Endings, Beginnings (2020) has the look and feel of one of those indie dramas that explore deep human stories. It has a free floating, spontaneous tone and is backed by a cool soundtrack that operates like a playlist you would give your junior high crush. But when we look a little bit closer, we find that outer shell hides a fairly conventional romantic drama – one that isn’t profound or enlightening, but shallow and mundane. And while the actors give their all in their respective roles, there’s only so much they can do with material this thin.
Daphne (Shailene Woodley) is going through a small quarter life crisis. She just got out of a relationship, quit her job in art curation, and is currently living in her sister’s pool house. Getting her life back on track has proven difficult, every job she has applied for has turned her down. In an attempt to gain some personal control, Daphne has vowed to abstain from vices such as alcohol and romantic relationships. Guess how long she manages to stick to that plan?
As soon as Daphne declares to refrain from sex and booze, she gets immediately tempted during her sister’s New Year’s party. There, she meets Frank (Sebastian Stan), a hunky guy with charm to spare. They exchange flirtations, and for a minute we start to think that something substantial can come from this encounter. That is, until she meets Jack (Jamie Dornan) and the exact same party. Jack is a hunky guy with charm to spare, and who’s intelligence draws Daphne to him. This is in contrast to Frank, who seems more emotionally passionate, free-wheeling, and unpredictable. Things get even more complicated when Daphne discovers that Frank and Jack are best friends.
This love triangle is a classic romantic melodrama set up. The term “melodrama” can sometimes play as a cinematic dirty word – something that automatically causes audiences to react in a negative fashion. I don’t subscribe to this philosophy, as love stories always have the potential to be great when done right. But the issue with Endings, Beginnings is that the writing (Jardine Libaire, Drake Doremus) and direction (Doremus) never takes the dynamic between these three people and elevate it beyond recycled tropes. It walks and talks as if it provides a fresh new take, but as we move away from Daphne trying to strengthen her own identity and more toward a “who will she choose?” conflict, the desire to stick with the narrative dissipates quickly.
Maybe it has something to do with how repetitive things get as we move into the second and third acts.

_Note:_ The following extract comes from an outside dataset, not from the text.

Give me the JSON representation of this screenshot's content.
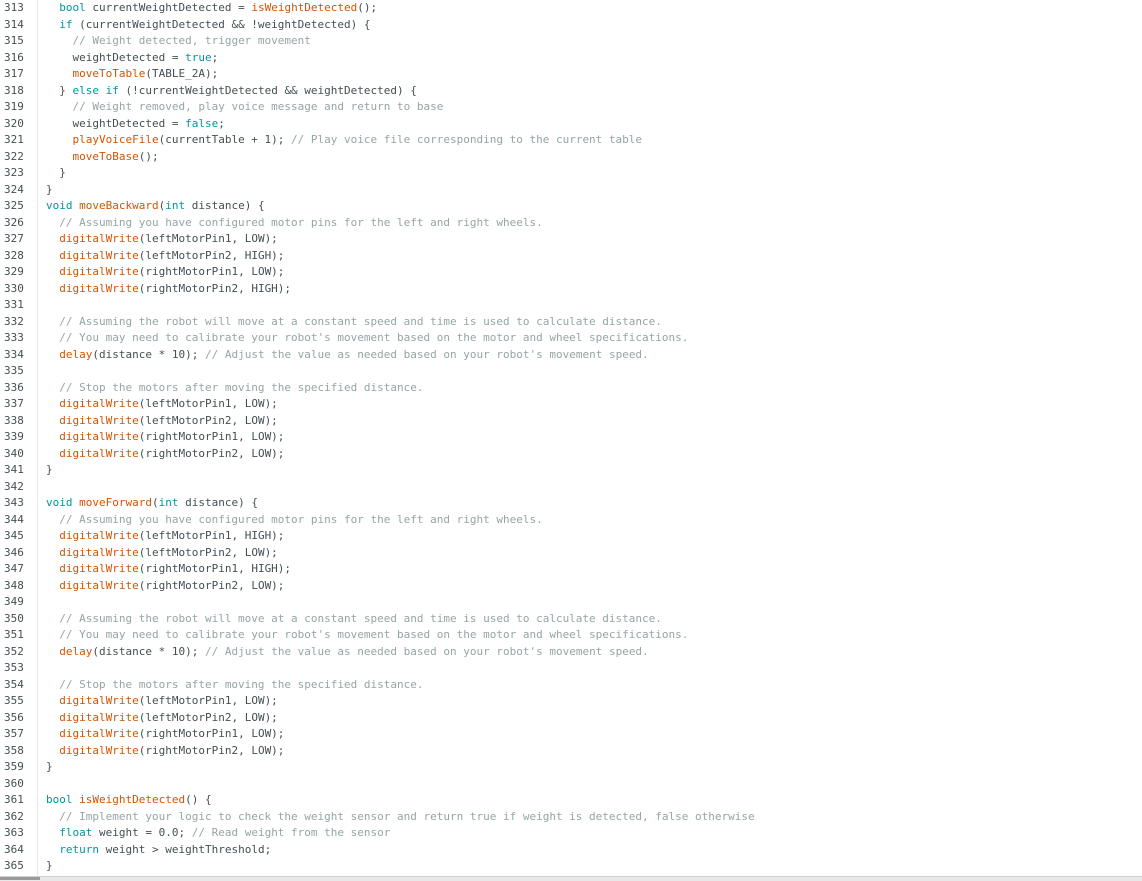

The interactions remain mostly the same: we watch as Daphne builds some sort of stability with Jack or Frank, only for circumstances to separate them, causing her to turn to the other. This (of course) is not a good idea, with the temptation being so strong that a few minutes of conversation is all that’s needed for Daphne and the current guy she’s with to get into each other’s pants. Revelations are made that provide a reason for why Daphne creates her own personal chaos, but those sequences felt like cheap narrative ploys. The connection between her troubled past and her troubled present isn’t established well enough and is almost entirely ignored in the second half.
It also doesn’t help that Endings, Beginnings has a bland visual palette and nervy, erratic editing style. Colors are washed out, creating a downbeat, depressing aesthetic. Scenes are underlit to the point that simple conversations look like they take place in near darkness. The entire movie appears to be photographed with a shallow depth of field, with backgrounds blurred out to indecipherable levels. The editing jumps back and forth in time constantly, with Daphne providing narration as context. This approach is not necessarily a bad thing, but the problem is that it’s the only thing.

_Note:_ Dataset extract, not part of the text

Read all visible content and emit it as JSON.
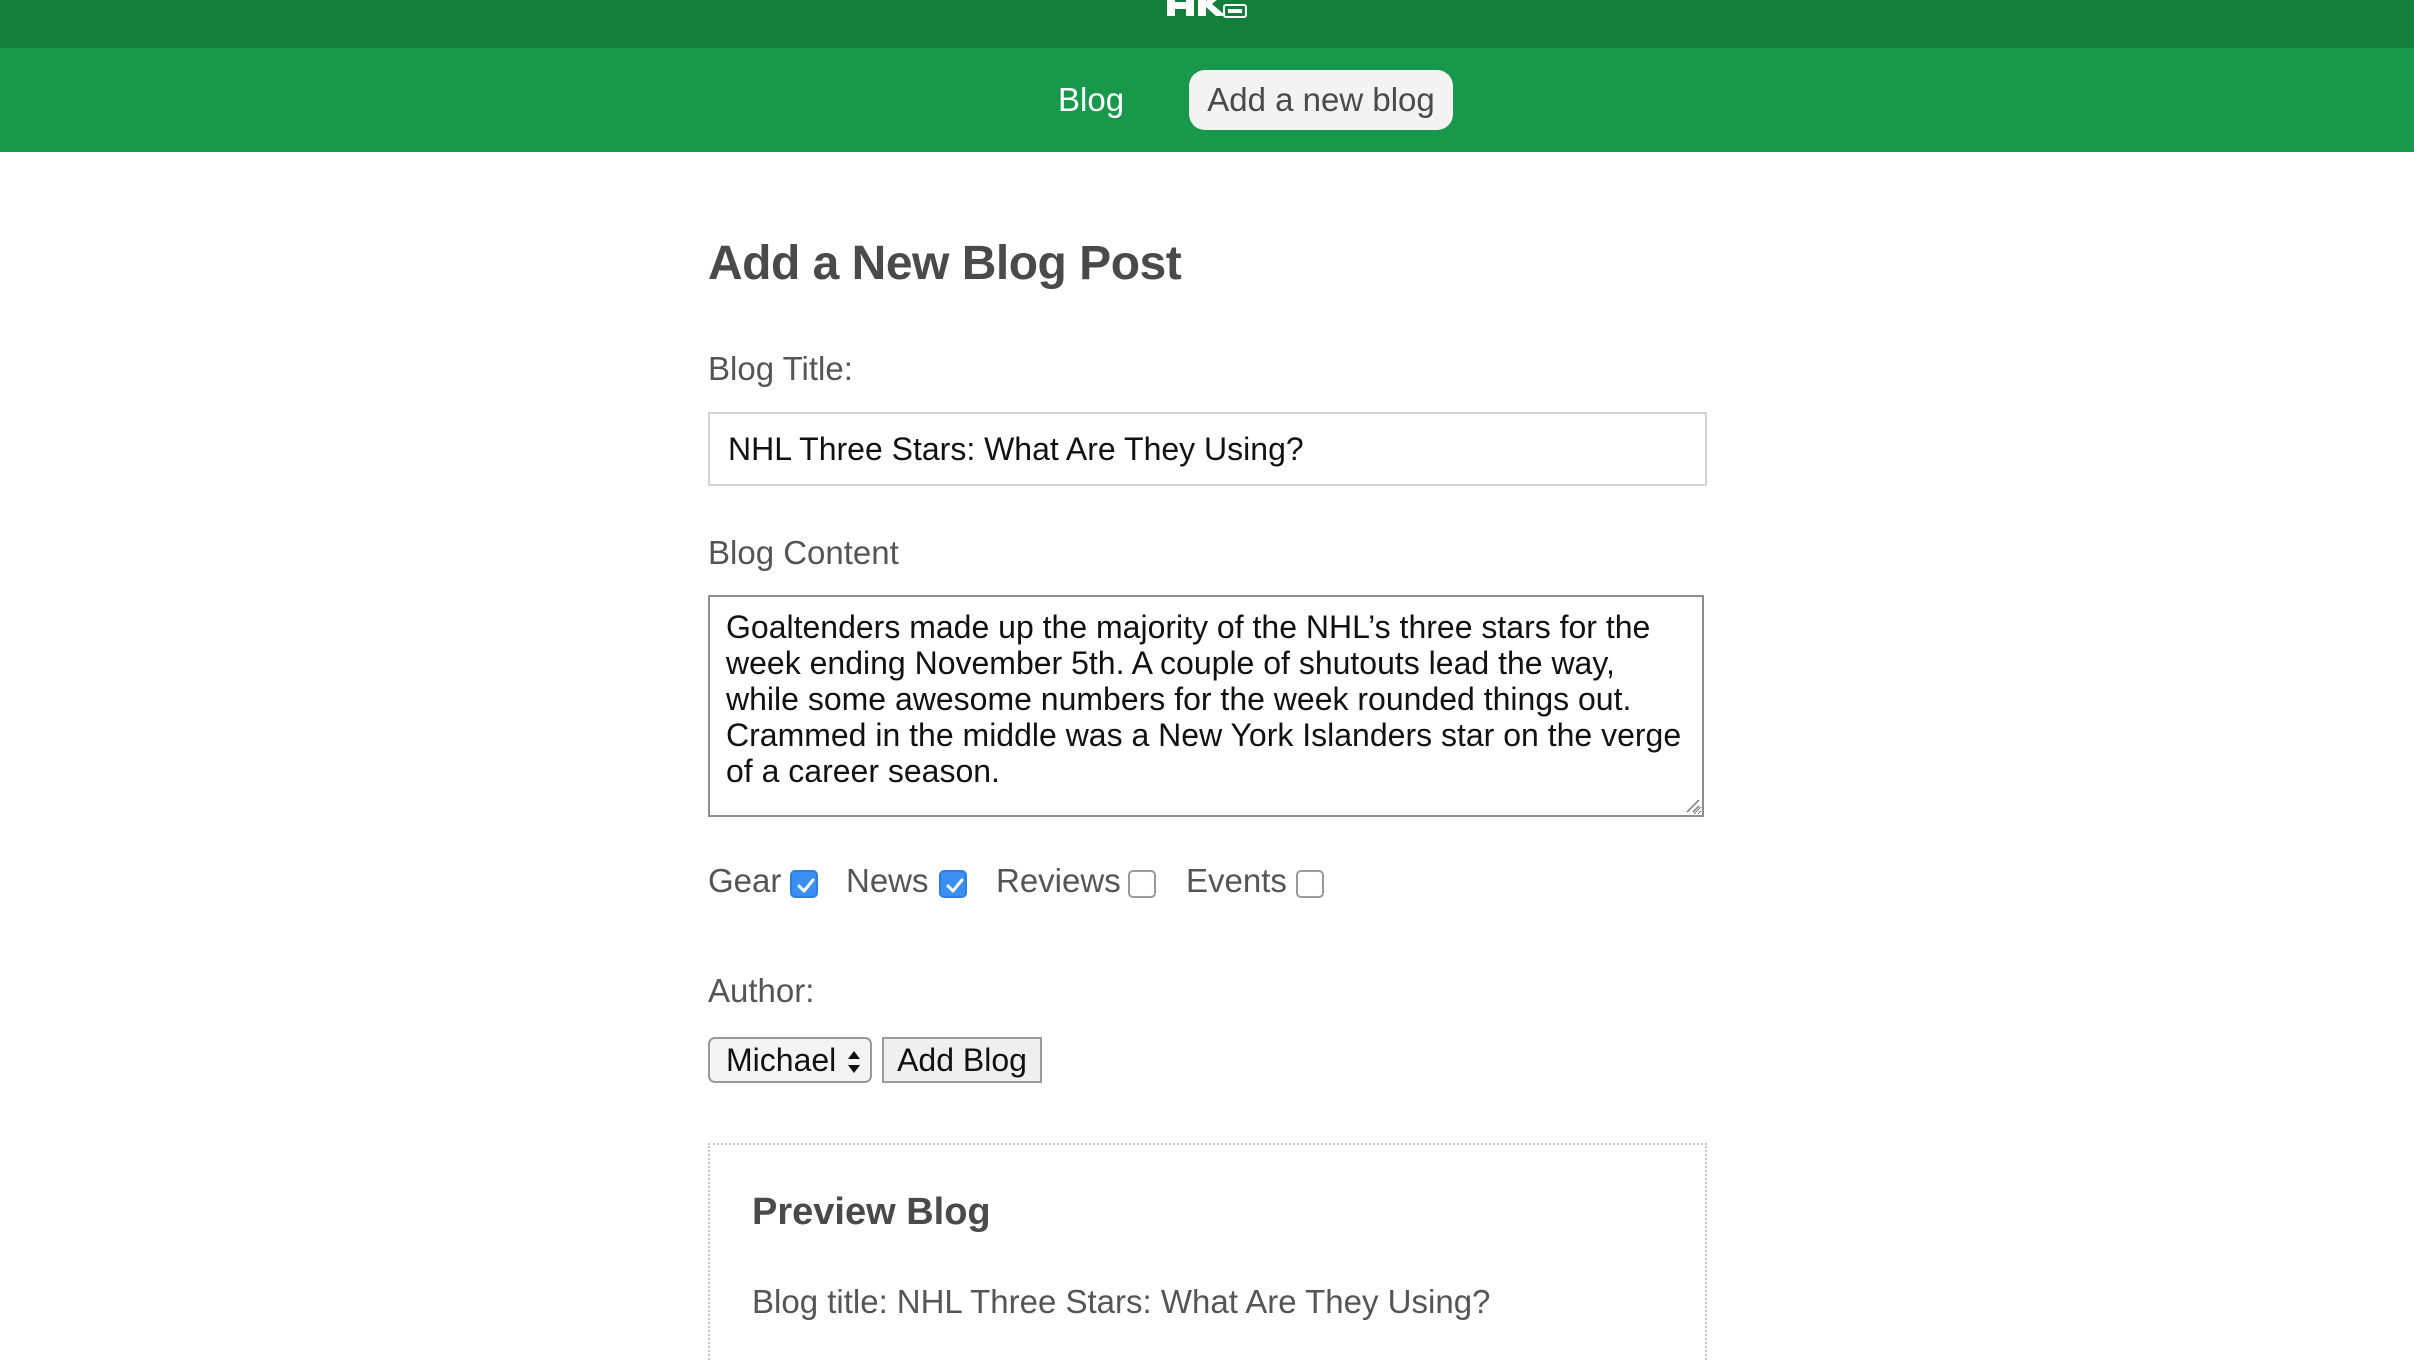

There is little to no variation to the visual storytelling. Shailene Woodley is shot almost always on the right side of the screen looking left towards another character. Often, we see her walking through a scene in the midground with an object or person blurred out in the foreground, partially obscuring our view of her. Maybe this is supposed to give the sense that we are “peeking” into Daphne’s life, but does it have to occur every other moment? In fact, the only interesting visual element is the onscreen texts we see between Daphne and the guys. If text messages are the most appealing thing about the look of a film, that is a problem.
Throughout the duration of Endings, Beginnings, I kept hoping that it would improve. Sadly, it never does. Shailene Woodley, Jamie Dornan, and Sebastian Stan are all solid performers, and it’s a shame to see them forced to be such morose characters.